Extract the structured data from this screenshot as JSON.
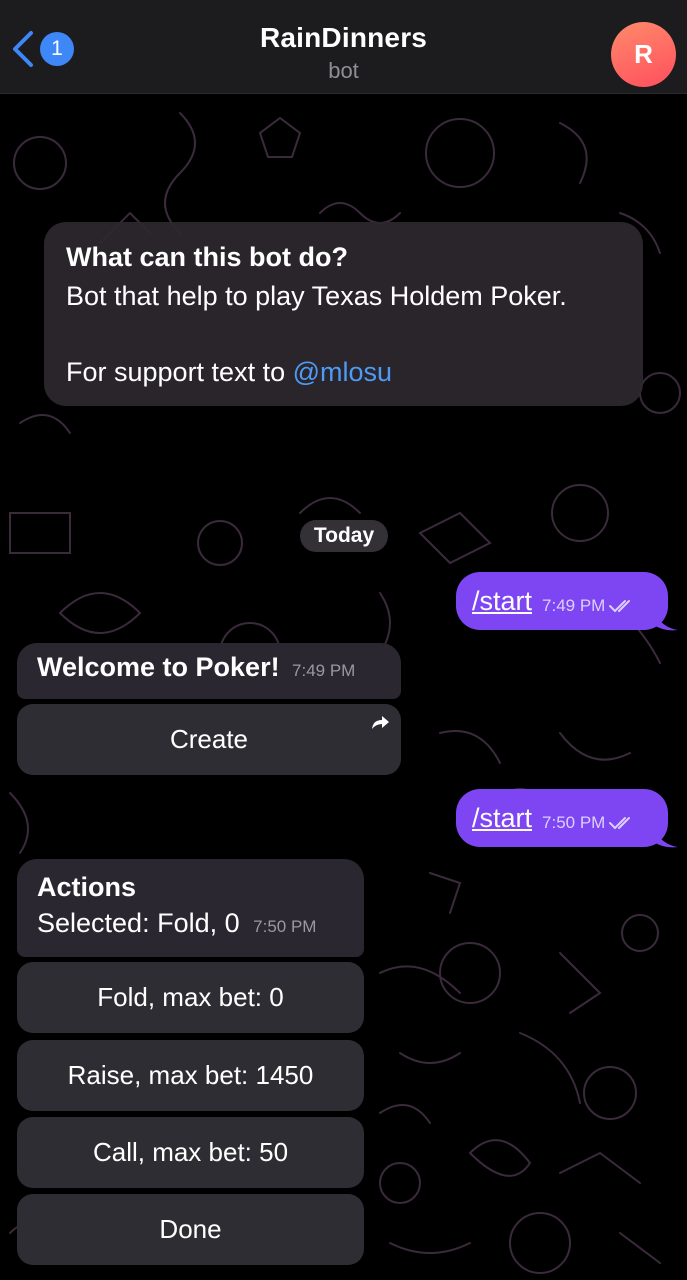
{
  "header": {
    "back_count": "1",
    "title": "RainDinners",
    "subtitle": "bot",
    "avatar_letter": "R"
  },
  "info": {
    "question": "What can this bot do?",
    "description": "Bot that help to play Texas Holdem Poker.",
    "support_prefix": "For support text to ",
    "support_handle": "@mlosu"
  },
  "date_pill": "Today",
  "messages": [
    {
      "command": "/start",
      "time": "7:49 PM"
    },
    {
      "text": "Welcome to Poker!",
      "time": "7:49 PM",
      "button": "Create"
    },
    {
      "command": "/start",
      "time": "7:50 PM"
    },
    {
      "title": "Actions",
      "text": "Selected: Fold, 0",
      "time": "7:50 PM",
      "buttons": [
        "Fold, max bet: 0",
        "Raise, max bet: 1450",
        "Call, max bet: 50",
        "Done"
      ]
    }
  ],
  "colors": {
    "accent": "#3e87f7",
    "outgoing": "#7d46f2",
    "incoming": "#2b2730",
    "link": "#4e9bf5"
  }
}
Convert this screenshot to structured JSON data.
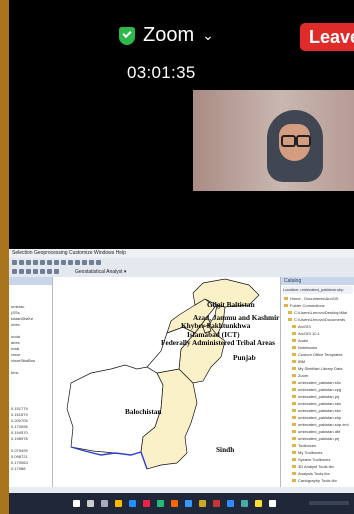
{
  "zoom": {
    "title": "Zoom",
    "timer": "03:01:35",
    "leave_label": "Leave",
    "colors": {
      "leave": "#e02b2b",
      "secure": "#2fb84a"
    }
  },
  "arcmap": {
    "menu": "Selection  Geoprocessing  Customize  Windows  Help",
    "toolbar_label": "Geostatistical Analyst ▾",
    "toc_header": "",
    "toc_items": [
      "umbrac",
      "(SSs",
      "kistanDistKe",
      "ories",
      "",
      "unda",
      "aries",
      "ncial",
      "vince",
      "vinceStistBou",
      "",
      "bmc",
      "",
      "",
      "",
      "",
      "",
      "",
      "",
      "",
      "0.151779",
      "0.151579",
      "0.200705",
      "0.170096",
      "0.194570",
      "0.198978",
      "",
      "0.079499",
      "0.098721",
      "0.170063",
      "0.17988"
    ],
    "labels": {
      "gilgit": "Gilgit Baltistan",
      "azad": "Azad, Jammu and Kashmir",
      "khyber": "Khyber Pakhtunkhwa",
      "islamabad": "Islamabad (ICT)",
      "fata": "Federally Administered Tribal Areas",
      "punjab": "Punjab",
      "balochistan": "Balochistan",
      "sindh": "Sindh"
    },
    "catalog": {
      "header": "Catalog",
      "location": "Location:  umlecated_pakistan.shp",
      "items": [
        "Home - Documents\\ArcGIS",
        "Folder Connections",
        "C:\\Users\\Lenovo\\Desktop\\Mai",
        "C:\\Users\\Lenovo\\Documents",
        "ArcGIS",
        "ArcGIS 10.1",
        "Audio",
        "Notebooks",
        "Custom Office Templates",
        "IBM",
        "My SheMart Library Data",
        "Zoom",
        "umlecated_pakistan.shx",
        "umlecated_pakistan.cpg",
        "umlecated_pakistan.prj",
        "umlecated_pakistan.sbn",
        "umlecated_pakistan.sbx",
        "umlecated_pakistan.shp",
        "umlecated_pakistan.shp.xml",
        "umlecated_pakistan.dbf",
        "umlecated_pakistan.prj",
        "Toolboxes",
        "My Toolboxes",
        "System Toolboxes",
        "3D Analyst Tools.tbx",
        "Analysis Tools.tbx",
        "Cartography Tools.tbx"
      ]
    }
  }
}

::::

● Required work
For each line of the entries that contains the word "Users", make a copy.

● Exercise result
        "C:\\Users\\Lenovo\\Desktop\\Mai",
        "C:\\Users\\Lenovo\\Documents",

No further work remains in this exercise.